Flat feet can cause more serious problems, however. This is typically seen in more active kids. If your child experiences pain, fatigues easily, and starts to withdraw from activities they normally enjoy, these are signs of an issue – one we can address!
A pair of custom orthotics can support your child’s foot structure, improve functionality, and relieve painful symptoms. Plus, they are easy to use. You simply slip them into your son or daughter’s shoes and the orthotics do the rest!
For a case of pediatric flatfoot, we may incorporate other elements (beyond orthotic management) into our treatment plans, such as shoe modification, change in activities, and physical therapy.
Orthotic Therapy and Juvenile Bunions
It is possible for flat feet to play a role in a different medical issue – juvenile bunions.
People often associate bunions with women’s footwear—specifically, high-heeled models like pumps and stilettos—and do not realize this condition can affect children. The fact of the matter is bunions can develop at any age and for either gender (even though the majority of bunion cases are for adult females).
Flat feet and bunions can be related because the arch of the foot plays a role in a normal biomechanical process known as pronation. When the arches are low, a foot overpronates. This means its inwards rotation is excessive. In turn, that places extra force on the inner edge of the foot, and especially at the base of the big toe.
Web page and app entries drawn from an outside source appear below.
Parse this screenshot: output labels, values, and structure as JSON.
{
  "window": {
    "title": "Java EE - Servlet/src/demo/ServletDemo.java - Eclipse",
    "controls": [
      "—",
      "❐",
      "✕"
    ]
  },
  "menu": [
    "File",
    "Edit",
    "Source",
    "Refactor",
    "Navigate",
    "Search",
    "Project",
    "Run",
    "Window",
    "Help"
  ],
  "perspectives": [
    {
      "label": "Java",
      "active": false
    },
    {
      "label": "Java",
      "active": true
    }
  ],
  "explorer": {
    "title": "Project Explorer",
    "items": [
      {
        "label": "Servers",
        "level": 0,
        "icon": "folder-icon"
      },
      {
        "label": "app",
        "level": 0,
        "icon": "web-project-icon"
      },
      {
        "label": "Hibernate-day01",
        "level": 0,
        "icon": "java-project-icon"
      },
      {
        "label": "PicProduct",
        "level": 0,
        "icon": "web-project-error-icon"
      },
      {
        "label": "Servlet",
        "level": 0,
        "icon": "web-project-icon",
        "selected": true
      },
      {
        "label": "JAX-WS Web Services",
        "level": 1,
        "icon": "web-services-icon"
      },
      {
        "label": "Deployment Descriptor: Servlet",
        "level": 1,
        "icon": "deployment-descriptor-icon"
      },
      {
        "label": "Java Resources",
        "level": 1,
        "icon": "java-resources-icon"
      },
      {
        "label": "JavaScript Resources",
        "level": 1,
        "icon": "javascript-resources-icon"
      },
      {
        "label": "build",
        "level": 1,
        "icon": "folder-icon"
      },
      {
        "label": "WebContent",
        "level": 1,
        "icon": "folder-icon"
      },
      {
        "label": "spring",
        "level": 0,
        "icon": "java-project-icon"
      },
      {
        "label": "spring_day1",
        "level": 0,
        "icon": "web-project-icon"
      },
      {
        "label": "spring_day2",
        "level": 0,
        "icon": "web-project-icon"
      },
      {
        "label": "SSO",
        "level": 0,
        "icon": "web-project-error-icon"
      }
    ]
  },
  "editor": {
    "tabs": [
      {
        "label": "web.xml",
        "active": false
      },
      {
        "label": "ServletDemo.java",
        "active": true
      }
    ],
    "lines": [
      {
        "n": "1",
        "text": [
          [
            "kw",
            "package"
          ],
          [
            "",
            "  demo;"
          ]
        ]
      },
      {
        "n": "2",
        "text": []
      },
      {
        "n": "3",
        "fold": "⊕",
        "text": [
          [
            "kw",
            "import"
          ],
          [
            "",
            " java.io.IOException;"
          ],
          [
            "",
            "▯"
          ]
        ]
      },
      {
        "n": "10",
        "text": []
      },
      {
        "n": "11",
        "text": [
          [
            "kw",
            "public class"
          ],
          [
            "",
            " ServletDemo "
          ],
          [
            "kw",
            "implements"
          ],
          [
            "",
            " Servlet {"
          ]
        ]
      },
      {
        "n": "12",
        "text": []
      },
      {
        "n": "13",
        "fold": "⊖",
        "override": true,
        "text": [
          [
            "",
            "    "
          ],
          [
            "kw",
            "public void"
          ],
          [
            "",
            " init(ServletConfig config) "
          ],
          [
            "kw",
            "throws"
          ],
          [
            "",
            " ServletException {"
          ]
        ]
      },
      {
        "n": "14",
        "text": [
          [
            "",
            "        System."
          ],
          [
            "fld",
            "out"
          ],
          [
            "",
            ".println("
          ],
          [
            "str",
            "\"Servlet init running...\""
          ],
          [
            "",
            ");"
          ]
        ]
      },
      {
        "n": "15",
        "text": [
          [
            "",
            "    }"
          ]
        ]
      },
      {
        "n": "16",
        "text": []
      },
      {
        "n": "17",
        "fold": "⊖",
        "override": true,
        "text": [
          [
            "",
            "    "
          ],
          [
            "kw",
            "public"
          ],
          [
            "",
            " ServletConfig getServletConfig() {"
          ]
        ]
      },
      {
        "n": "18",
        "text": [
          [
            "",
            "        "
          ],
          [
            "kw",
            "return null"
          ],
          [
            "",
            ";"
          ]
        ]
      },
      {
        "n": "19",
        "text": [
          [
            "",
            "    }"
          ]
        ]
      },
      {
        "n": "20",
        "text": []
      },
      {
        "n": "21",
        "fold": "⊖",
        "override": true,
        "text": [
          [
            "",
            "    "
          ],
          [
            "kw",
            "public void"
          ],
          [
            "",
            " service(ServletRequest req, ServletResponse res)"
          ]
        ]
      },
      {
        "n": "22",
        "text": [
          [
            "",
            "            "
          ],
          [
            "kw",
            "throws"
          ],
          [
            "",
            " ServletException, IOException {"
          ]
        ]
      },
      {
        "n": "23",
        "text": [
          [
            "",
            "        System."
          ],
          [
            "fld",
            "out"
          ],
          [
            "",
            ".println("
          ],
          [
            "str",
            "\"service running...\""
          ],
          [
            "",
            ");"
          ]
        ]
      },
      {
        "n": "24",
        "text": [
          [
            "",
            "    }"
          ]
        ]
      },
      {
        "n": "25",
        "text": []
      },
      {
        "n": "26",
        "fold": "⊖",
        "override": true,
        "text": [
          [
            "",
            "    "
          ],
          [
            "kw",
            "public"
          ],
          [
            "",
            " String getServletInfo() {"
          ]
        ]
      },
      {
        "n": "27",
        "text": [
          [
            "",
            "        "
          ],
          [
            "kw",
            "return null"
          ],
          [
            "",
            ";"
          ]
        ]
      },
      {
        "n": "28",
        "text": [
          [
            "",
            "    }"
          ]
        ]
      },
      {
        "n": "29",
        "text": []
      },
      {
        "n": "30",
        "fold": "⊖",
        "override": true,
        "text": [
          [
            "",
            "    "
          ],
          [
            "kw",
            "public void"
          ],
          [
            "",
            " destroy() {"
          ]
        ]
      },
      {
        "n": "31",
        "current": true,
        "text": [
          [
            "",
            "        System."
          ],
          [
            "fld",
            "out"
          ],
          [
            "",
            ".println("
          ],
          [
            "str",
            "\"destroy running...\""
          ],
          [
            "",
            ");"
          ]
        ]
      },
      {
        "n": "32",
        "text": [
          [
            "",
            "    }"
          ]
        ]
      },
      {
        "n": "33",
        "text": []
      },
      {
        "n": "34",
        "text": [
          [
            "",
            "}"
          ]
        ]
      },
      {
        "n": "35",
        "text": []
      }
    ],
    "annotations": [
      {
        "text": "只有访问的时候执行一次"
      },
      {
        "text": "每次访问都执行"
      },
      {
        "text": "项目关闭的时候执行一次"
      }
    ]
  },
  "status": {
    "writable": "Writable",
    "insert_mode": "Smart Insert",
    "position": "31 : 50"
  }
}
When this happens, the metatarsophalangeal (MTP) joint connecting the toe to the foot becomes unstable and is forced out (protruding along the inner edge of the foot). This causes the big toe to angle inward.
Bunions are progressive. Part of this means that the condition will continue to worsen when left unaddressed. Now, the only way to truly correct a bunion is through surgical intervention. That being said, conservative care can help to relieve symptoms and prevent (or even stop) progression. Since we take every measure possible to avoid surgery for our patients, especially children, a key component of juvenile bunion treatment is orthotic management.
Custom orthotics allow us to modify processes that contribute to the development and exacerbation of bunions. Intervening and prescribing orthotics early can potentially spare your child significant pain in the long run.
Using Orthotics to Resolve Limping for Children
There are a variety of conditions that can cause children to limp. When any of them develop, orthotic management might be part of the treatment plan we create to address it. These conditions include:
- Sever’s disease – This condition—the most common source of child heel pain—develops as a result of varying rates of physical development for a growth plate located in the back of your child’s heal and the Achilles tendon.
- Juvenile arthritis – Too often, people assume that arthritic conditions only affect the elderly. When experienced by younger patients, we refer to it as juvenile arthritis and it can cause swelling and pain in a child’s bones and joints.
- Irritable hip – This is a fairly common condition that occurs due to the lining in the hip joint becoming inflamed.
- Transient synovitis – Illnesses that cause inflammation throughout the body (like this one) may result in joints that have temporarily swollen and become painful.
Depending on the specifics of your child’s case, we may prescribe orthotics to address any of these issues and help your son or daughter have a more normal, natural gait.
Comprehensive Foot Care for Children in Our Community
There are other conditions that might be treated with orthotic management, but here’s the deal:
Orthotics are used to treat conditions that cause foot pain and dysfunction. If your child has such a problem, aggressive, conservative care is the solution. Our team at Pediatric Foot & Ankle will treat your son or daughter with gentle, yet effective podiatric care.
Contact us today for more information or call (480) 497-3946 for an appointment.